Men’s soccer team falls to George Mason, drops out of playoff contention
Published: Sunday, October 28, 2012
Updated: Sunday, October 28, 2012 21:10
It was the 22nd minute of the game and Delaware had controlled the ball, the tempo and the
opportunities against George Mason, but none of that mattered at the moment when junior
midfielder Drew Colletti slid with two feet in a 50-50 challenge.
The referee blew his whistle, and much to junior midfielder Vincent Mediate’s surprise, the red
card came out. Mediate said he was flabbergasted to see the red card because no warning yellow
card had been shown.

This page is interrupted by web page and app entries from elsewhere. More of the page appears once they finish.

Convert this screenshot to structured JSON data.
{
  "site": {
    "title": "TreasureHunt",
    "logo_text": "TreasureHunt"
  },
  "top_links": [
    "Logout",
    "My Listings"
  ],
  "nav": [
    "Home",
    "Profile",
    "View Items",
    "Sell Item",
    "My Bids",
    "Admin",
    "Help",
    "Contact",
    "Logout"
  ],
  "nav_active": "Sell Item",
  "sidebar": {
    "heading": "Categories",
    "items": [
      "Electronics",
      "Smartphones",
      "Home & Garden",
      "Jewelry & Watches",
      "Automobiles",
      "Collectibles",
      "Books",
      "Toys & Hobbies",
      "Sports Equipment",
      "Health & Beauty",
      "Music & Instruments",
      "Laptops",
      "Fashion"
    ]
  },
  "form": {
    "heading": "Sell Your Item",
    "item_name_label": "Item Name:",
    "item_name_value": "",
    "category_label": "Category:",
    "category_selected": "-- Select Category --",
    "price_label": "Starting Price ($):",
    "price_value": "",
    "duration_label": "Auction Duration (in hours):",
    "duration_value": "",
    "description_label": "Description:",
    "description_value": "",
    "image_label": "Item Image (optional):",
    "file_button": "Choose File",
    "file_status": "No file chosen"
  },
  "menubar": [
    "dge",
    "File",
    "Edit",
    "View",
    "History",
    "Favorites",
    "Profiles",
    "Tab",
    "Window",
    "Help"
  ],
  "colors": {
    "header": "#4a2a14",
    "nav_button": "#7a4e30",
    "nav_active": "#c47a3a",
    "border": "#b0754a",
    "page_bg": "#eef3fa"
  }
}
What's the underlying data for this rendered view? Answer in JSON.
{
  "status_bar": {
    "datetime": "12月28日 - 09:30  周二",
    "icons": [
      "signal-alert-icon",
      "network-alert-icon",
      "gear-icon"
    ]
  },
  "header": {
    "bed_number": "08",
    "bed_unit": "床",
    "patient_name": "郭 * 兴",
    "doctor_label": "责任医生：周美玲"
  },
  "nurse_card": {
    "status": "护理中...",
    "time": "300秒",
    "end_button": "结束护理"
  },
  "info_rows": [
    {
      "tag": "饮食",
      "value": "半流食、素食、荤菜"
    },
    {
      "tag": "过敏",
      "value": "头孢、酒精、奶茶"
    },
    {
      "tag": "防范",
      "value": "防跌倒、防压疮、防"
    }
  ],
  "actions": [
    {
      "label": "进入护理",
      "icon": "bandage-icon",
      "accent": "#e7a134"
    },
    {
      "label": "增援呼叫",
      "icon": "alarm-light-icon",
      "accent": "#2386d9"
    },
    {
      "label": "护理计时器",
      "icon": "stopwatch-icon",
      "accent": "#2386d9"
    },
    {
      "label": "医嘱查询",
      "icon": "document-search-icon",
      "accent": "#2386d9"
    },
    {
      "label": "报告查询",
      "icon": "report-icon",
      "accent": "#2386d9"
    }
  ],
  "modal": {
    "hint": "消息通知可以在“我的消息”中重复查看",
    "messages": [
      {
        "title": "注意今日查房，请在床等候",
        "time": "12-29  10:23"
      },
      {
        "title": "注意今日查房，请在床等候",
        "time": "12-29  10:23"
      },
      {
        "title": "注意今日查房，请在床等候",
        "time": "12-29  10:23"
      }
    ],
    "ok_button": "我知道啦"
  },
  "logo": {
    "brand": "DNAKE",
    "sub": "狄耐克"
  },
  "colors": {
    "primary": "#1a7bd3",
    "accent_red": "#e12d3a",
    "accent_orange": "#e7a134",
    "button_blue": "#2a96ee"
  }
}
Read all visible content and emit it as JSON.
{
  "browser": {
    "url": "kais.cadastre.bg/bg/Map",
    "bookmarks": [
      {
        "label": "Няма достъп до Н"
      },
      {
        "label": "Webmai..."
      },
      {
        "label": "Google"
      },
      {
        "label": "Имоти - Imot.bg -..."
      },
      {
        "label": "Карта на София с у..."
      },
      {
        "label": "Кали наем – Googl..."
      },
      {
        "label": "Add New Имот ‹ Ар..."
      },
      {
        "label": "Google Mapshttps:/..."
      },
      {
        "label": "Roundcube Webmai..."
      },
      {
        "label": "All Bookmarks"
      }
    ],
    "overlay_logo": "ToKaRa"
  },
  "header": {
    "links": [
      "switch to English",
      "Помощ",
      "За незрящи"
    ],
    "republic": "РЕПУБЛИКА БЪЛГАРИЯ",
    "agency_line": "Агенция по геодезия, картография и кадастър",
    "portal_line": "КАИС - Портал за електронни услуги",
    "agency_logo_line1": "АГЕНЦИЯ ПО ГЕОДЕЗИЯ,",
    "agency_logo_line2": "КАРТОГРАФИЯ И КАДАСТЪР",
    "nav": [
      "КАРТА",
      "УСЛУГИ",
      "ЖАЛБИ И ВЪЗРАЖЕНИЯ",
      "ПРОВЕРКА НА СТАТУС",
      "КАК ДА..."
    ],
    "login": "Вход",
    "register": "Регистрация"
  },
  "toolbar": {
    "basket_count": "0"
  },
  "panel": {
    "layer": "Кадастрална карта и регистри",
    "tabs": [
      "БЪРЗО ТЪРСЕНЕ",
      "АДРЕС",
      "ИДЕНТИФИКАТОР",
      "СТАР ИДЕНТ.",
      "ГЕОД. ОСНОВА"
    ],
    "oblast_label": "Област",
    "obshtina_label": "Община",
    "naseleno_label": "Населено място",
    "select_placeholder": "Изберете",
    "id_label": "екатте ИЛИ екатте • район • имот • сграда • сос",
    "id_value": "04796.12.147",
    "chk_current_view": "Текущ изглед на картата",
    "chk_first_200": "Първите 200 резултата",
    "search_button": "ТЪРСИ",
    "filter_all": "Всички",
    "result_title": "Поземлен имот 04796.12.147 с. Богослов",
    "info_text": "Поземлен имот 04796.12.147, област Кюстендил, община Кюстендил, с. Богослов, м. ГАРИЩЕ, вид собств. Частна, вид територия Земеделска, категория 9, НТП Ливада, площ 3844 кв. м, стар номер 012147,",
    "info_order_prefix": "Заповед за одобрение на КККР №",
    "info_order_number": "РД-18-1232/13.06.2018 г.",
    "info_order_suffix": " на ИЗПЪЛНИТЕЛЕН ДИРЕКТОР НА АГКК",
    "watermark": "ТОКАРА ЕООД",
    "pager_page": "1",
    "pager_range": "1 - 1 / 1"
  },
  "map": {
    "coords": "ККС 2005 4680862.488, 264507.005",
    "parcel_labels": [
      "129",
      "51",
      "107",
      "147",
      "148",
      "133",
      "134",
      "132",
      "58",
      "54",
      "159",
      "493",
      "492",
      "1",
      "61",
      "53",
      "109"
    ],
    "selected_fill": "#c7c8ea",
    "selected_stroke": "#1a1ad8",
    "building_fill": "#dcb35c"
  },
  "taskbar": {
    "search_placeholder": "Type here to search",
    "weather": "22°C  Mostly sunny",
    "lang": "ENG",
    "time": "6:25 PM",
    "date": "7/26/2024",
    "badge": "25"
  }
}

Head coach Ian Hennessy said it was a harsh tackle, and it was probably one Colletti would
want back, but it was a red card in the referee’s opinion. The decision really set the Hens back,
according to Hennessy.
“Their energy was great, the commitment was great, their focus was great, they had a clear task
at hand and something like that happens, and it’s a game changer,” Hennessy said. “But I told
them we win as a group, we lose as a group, it’s not just about that one decision.”
Delaware lost the game, 2-0, due to two second-half goals. However, the Hens managed to
control most of the first half down a man.
Delaware recorded eight more shots than George Mason in the first half. Mediate said he saw
open space in the beginning of the game, and the Hens were able to move the ball around easily
because of the lack of defense.
“I thought we had a great half,” Mediate said. “There was no pressure from them. We had time
to play, but the red card hurt us a little bit. Still, I didn’t see any danger from them.”
Despite playing down one man, the Delaware offense was able to control most of the play, the
Hens failed to score for the eighth time this year. Hennessy said the team isn’t as potent on the
attacking side as they were last year. He said with the injuries that have occurred and players the
team lost to graduation, the Hens just cannot put the ball in the back of the net.
Delaware hasn’t been able to score, but the Hens defense has made small mistakes that have led to goals over the last few games. Delaware has allowed an open net goal in three of the last four matches. Those defensive lapses played played a major role in this game.
The most dangerous player for the Patriots was attacker Taylor Morgan. In the 59th minute,
Morgan took control of the ball in the box and curled it into the back left corner of the net around
sophomore goalkeeper Jay Lupas.
Twelve minutes later, Morgan took advantage of another miscue by the Hens. A bouncing ball
was coming into to Lupas, and he went up to grab it, but it slipped through his hands and fell to
the George Mason attacker. Morgan slipped the ball into the net and Delaware’s fate was sealed.
Junior defender John Dineen said some of the defensive miscommunications that have occurred
this year are because of all the injuries and changes. He said Delaware has switched center backs
many times this year, and the defense hasn’t been able to get comfortable.
Dineen is out for the season due to a MCL injury he suffered against Drexel on Oct. 17. He was
the latest Hen to get hurt. Sophomore defender Tobias Müller, freshman defender Ben Sampson,
junior forward Roberto Giménez and now Dineen have all missed time because of injuries this
“We’ve had a rough year with injuries and stuff and luck in general,” Dineen said. “To be
honest, it’s very frustrating. It’s more frustrating watching and losing than playing and losing
because when you are playing at least you feel you’re out there and contributed.”
With the loss, the Hens needed to win their final two games to make it into the CAA
Tournament. In Saturday’s away match-up against William & Mary, Delaware went into the
half winning 2-1. However, the Hens allowed two second half goals and were eliminated from
Even though the season is effectively over, the Hens still hope to get their first home win in the
regular season finale Wednesday against UNC Wilmington.
“It is just one of those things for us at this moment,” Hennessy said. “It’s Murphy’s Law,
whatever can go wrong will go wrong for us right now.”